10
votes
1answer
168 views

Topological manifolds (dimension)

I am taking an introductory course to topology and the professor defined a topological manifold of dimension $n$ if it is hausdorff and if for every point $x$ there exists an open set $U$ around $x$ ...
0
votes
1answer
48 views

Codimensionality: On Cardinality of Linear Equations

How does the codimension of a subspace give the number of linear equations needed to define the subspace?
5
votes
1answer
142 views

Dimension of subspace is greater then dimension of space

If $X$ is a topological space then it's (covering) dimension is defined as a minimal number $n$ such that for every finite open cover $\{U\}$ of $X$ there is a finite open cover $\{V\}$ of $X$ that ...
1
vote
0answers
63 views

Separation of Euclidean Space

Consider a finite collection $\mathcal{H}$ of hyperplanes of $\mathbb{R}^n$ that have a common line. Given some $A \subseteq \mathbb{R}^n$ that is homeomorphic to a subset of $\bigcup\mathcal{H}$, ...
16
votes
5answers
278 views

Looking for Cover's hubris-busting ${\mathbb R}^{N\gg3}$ counterexamples

In lecture 4 of his Introduction to Dynamical Linear Systems course, right after interpreting the inner product in ${\mathbb R}^N$ in terms of the cosine of the subtended angle, Stanford's Stephen ...
8
votes
1answer
513 views

For an $n$-dimensional object, how many types of holes are possible?

Update 2012-06-06: At some point I'll attempt to answer my own question by using a dual-fluid model that places the dimensionality and connectivity of "solids" and "holes" on an equal footing.
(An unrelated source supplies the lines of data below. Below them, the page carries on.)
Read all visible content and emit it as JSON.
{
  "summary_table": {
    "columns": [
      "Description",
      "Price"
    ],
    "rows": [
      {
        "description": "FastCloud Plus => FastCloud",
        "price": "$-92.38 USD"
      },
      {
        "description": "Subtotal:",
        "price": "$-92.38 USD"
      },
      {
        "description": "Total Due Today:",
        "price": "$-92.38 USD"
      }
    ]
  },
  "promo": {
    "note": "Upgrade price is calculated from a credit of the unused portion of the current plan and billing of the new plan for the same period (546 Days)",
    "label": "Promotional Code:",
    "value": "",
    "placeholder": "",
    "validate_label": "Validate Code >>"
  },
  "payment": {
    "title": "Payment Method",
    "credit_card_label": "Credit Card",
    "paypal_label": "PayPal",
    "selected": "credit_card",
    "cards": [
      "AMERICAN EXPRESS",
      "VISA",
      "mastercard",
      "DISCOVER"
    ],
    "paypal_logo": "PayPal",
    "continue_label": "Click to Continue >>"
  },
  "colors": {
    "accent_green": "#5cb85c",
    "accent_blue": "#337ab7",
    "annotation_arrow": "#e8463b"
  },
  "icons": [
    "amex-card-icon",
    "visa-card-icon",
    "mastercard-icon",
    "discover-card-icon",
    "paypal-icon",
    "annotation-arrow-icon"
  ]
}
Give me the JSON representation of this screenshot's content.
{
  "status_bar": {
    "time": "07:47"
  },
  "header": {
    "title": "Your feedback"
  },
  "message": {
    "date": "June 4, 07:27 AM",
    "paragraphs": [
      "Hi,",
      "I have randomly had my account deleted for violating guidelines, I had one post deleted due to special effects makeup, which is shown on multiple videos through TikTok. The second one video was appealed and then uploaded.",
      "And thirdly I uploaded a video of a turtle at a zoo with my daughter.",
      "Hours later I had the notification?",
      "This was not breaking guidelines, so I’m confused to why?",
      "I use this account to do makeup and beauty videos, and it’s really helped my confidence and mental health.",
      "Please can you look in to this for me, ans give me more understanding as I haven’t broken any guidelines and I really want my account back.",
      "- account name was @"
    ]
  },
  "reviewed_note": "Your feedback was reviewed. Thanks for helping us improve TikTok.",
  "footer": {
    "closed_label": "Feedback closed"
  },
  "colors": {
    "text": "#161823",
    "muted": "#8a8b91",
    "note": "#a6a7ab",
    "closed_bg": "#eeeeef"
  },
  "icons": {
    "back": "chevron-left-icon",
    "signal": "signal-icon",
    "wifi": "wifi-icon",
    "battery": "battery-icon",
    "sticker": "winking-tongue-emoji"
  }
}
With ...
2
votes
2answers
164 views

Dimension of a subset

For a closed subset $Y$ of a space $X$ we have the following inequlity of topological (covering) dimensions: $$\dim{Y} \leq \dim{X}$$ (assuming at least one of those is finite). I have two questions ...